A few of Beltane's Historical/mythological events are from the ancient Irish 'Book of Invasions'. The first settler of Ireland, Partholan, arrived on May 1st; and it was on May 1st that the plague came which destroyed his people. The landing of the Tuatha De Danaan in Ireland and years later, the Tuatha De Danann were conquered by the Milesians on May Day. In Welsh myth, the perennial battle between Gwythur and Gwyn for the love of Creudylad took place each May Day; and it was on May Eve that Teirnyon lost his colts and found Pryderi. And Queen Guinevere's 'abduction' by Meliagrance. May is named in honor of the goddess Maia, originally a Greek mountain nymph, later identified as the most beautiful of the Seven Sisters, the Pleiades. By Zeus, she is also the mother of Hermes, god of magic. Maia's parents were Atlas and Pleione, a sea nymph.

I will end this with a thought from one of my favorite singers, Jethro Tull.

For the May Day is the great day,
Sung along the old straight track.
And those who ancient lines did ley
Will heed this song that calls them back.

Celli Laughing Coyote

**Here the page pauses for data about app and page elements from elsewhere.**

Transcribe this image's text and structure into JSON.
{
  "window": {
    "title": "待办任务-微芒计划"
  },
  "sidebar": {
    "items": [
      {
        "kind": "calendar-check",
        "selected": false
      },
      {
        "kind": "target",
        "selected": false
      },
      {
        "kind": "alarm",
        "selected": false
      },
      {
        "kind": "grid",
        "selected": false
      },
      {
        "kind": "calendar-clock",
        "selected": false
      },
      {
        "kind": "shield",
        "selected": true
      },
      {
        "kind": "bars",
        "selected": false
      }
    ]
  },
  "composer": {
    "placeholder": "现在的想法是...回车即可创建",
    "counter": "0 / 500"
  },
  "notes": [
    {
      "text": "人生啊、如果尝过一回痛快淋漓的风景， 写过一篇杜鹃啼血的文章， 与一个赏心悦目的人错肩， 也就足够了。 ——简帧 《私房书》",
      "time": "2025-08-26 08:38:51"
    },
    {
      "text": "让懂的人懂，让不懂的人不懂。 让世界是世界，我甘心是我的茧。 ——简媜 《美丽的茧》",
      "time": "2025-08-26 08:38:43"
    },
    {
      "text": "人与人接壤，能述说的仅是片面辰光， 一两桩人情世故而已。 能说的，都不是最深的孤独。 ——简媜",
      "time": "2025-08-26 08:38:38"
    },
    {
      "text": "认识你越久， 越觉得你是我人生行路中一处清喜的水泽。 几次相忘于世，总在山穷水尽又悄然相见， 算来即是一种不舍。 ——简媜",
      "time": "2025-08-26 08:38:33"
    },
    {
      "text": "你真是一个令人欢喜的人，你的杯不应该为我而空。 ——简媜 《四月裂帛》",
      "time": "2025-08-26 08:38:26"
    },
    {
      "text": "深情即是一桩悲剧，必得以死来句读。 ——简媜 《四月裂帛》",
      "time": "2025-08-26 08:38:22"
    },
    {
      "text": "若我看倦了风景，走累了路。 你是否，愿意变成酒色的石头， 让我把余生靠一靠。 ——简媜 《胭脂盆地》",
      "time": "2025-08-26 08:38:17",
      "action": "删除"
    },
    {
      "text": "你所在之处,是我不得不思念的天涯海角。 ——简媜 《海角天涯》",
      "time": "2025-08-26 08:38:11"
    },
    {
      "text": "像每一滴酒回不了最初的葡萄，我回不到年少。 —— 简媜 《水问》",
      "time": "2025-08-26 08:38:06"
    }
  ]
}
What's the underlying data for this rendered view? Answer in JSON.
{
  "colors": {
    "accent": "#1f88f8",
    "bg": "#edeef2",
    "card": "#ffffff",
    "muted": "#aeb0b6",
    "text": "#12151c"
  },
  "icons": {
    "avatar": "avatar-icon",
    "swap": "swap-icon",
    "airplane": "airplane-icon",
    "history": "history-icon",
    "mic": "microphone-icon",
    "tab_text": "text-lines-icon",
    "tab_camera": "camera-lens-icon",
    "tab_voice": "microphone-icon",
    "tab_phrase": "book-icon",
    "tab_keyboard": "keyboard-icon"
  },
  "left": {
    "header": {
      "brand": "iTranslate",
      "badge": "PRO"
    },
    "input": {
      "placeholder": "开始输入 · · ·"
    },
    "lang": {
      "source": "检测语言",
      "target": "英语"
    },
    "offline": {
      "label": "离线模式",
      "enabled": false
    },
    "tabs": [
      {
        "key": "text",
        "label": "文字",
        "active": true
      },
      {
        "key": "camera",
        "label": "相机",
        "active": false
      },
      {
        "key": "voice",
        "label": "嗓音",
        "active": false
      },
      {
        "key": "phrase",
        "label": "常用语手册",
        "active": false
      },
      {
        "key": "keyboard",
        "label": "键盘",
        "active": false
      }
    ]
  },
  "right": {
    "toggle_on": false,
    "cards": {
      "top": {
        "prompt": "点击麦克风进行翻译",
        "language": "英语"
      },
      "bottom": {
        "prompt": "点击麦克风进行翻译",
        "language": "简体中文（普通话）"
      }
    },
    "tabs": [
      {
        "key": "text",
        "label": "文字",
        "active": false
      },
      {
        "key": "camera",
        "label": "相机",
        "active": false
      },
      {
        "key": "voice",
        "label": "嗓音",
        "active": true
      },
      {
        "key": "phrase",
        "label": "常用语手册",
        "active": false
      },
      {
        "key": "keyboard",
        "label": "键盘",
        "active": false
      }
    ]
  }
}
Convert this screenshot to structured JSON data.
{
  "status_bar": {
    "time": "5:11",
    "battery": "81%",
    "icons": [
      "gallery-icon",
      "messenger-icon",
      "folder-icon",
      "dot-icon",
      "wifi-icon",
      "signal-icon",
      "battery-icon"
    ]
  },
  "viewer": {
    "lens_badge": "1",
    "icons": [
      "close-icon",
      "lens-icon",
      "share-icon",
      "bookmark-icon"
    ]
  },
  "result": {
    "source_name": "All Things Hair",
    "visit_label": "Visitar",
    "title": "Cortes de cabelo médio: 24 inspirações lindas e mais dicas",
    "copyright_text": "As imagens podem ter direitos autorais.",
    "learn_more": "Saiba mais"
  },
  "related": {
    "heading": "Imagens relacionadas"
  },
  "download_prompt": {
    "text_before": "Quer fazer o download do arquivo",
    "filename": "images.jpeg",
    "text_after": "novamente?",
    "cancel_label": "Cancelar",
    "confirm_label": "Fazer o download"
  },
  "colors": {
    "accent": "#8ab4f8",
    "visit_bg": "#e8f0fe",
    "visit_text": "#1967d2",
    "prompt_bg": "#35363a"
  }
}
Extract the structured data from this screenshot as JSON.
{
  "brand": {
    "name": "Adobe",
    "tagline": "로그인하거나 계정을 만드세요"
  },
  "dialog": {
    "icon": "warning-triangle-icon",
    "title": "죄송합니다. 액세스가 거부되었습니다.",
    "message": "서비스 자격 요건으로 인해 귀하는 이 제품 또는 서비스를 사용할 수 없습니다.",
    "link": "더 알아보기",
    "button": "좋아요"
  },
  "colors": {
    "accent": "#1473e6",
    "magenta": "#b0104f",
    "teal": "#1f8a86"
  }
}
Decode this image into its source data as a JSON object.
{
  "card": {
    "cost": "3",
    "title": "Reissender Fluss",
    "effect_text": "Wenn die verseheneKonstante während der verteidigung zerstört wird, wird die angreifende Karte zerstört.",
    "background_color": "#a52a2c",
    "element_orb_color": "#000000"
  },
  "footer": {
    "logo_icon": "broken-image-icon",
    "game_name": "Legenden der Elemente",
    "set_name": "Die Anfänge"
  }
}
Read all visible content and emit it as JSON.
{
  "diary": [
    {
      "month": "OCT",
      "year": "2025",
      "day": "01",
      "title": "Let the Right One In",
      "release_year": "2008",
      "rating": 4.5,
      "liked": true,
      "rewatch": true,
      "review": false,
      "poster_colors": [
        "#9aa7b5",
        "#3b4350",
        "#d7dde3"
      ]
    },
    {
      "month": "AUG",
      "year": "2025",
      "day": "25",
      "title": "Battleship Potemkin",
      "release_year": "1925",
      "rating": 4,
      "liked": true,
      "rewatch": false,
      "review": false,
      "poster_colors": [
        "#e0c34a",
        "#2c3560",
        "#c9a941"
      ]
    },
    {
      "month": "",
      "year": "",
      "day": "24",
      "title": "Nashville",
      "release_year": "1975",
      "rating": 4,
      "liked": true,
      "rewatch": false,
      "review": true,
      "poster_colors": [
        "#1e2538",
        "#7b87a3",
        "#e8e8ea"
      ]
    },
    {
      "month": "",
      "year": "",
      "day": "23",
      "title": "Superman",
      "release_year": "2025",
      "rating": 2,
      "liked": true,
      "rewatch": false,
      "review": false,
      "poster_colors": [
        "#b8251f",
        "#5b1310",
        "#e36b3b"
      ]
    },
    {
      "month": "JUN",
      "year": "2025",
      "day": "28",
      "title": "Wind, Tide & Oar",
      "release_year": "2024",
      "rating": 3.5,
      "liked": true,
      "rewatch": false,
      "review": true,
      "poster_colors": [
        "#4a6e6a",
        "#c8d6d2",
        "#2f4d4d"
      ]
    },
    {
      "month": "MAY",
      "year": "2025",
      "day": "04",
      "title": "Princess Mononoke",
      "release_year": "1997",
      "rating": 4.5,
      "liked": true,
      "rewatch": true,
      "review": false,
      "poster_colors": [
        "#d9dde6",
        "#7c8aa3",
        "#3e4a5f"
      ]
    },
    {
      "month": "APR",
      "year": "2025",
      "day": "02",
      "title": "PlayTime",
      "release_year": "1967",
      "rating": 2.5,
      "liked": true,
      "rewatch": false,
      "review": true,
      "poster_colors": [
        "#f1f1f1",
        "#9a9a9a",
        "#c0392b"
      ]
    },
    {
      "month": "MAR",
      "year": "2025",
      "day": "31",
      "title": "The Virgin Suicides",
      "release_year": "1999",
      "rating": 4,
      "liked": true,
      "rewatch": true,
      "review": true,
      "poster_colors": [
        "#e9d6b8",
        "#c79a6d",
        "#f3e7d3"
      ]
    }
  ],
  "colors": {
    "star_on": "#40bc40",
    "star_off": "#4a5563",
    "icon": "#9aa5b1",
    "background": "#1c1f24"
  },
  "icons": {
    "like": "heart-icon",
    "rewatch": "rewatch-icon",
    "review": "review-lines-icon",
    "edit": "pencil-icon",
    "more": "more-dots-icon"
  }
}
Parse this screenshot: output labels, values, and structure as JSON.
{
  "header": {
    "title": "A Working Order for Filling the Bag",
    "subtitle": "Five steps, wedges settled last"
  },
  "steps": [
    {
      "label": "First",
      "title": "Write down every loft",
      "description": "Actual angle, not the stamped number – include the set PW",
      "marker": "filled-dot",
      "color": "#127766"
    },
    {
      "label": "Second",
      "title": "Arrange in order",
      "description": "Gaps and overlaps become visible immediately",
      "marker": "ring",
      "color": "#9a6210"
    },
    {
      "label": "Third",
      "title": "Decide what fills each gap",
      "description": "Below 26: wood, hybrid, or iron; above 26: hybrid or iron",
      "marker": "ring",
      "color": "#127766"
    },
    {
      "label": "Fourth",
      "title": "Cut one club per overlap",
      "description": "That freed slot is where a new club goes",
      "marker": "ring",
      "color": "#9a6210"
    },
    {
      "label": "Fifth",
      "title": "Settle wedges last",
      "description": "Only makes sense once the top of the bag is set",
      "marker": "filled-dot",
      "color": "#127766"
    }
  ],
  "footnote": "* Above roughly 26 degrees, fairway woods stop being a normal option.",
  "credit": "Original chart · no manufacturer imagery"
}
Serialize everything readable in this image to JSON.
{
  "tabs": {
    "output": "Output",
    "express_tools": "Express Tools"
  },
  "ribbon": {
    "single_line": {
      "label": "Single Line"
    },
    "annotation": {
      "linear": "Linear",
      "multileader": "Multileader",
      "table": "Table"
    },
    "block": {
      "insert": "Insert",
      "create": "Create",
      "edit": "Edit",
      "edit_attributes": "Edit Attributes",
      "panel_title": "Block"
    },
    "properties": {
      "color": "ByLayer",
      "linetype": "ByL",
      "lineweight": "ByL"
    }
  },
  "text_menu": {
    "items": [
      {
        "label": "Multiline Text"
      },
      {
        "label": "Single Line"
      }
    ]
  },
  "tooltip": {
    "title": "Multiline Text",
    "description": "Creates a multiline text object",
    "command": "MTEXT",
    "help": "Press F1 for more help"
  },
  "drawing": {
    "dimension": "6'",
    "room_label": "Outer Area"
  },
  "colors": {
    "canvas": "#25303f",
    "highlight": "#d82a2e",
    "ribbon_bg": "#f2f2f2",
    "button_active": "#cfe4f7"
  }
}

ritual nudity witchcraft wicca lancebar


The Sword of Dynion Mwyn provides news, views, and other information primarily of and for the students, members and friends of The Welsh Tradition of Dynion Mwyn and selected members of the International Pagan Community. The Sword is the official journal of the Church of Dynion Mwyn, and has a section which is devoted to the Southeastern Pagan Alliance (SEPA). We are primarily interested in news of topical interest, and articles pertaining to Witchcraft, Wicca, the Occult and Paganism. Deadline for the Beltane, 2007 issue is May 15, 2007. All submissions must include legal name and address. Names will be withheld or magickal names substituted on request. Subscription lists, names, addresses, etc. are not given out or sold. All news and articles should be submitted by the 1st of the month proceeding the issue date.

The Sword is published at the eight sacred festivals of the year during the months of: December, February, March, May, June, August, September, and November. Circulation: 10642


  • Managing Editor: Laura

  • Contributing Editors:  Lord Rhuddlwm Gawr, Boudicca, Lori

Content: The ideas expressed herein are those of the authors and not those of The Church of Dynion Mwyn, it's covens and groves (except where noted), nor the editors of The Sword of Dynion Mwyn. We will not knowingly print oathbound material, gossip, or rumors. The Sword of Dynion Mwyn cannot vouch for any product, services, or contact identified herein. The Sword of Dynion Mwyn reserves the right to refuse any advertisement that it finds inappropriate.

Address: Dynion Mwyn, P.O. Box 673206, Marietta, Georgia 30006-0036 -- Phone: 000-000-0000

Printed Subscription: Students and members of Dynion Mwyn receive a free subscription; SEPA members and all others receive a free subscription with a donation of $17 or more to the Church of Dynion Mwyn.


This newsletter is published by the Church and Coven of Dynion Mwyn, Inc. 


Copywrite©2007 Church of Dynion Mwyn, Inc



Click Here to return to the main page

MoonRule[1].gif (5298 bytes)

Welsh Witchcraft dragon


There have been visitors to this page since January 1, 2005

John Ashcroft kokopelli Author:  staff
Copyright © 1977, 1992, 2003 by Church of Dynion Mwyn.   All rights reserved.
Revised: 25 Feb 2011 08:00:19 -0500

Wicca book of shadows

For information on all individuals and organizations listed in this website, or the name of a contact person in your area that can give you further information on the Church of Dynion Mwyn, Let us hear from you! You may also call us at 000-000-0000 If you access our voice mail, we will call you back collect if long distance.   Or, you can write Dynion Mwyn, P.O. Box 673206, Marietta, GA 30006-0036

Return to the Welsh Witchcraft Homepage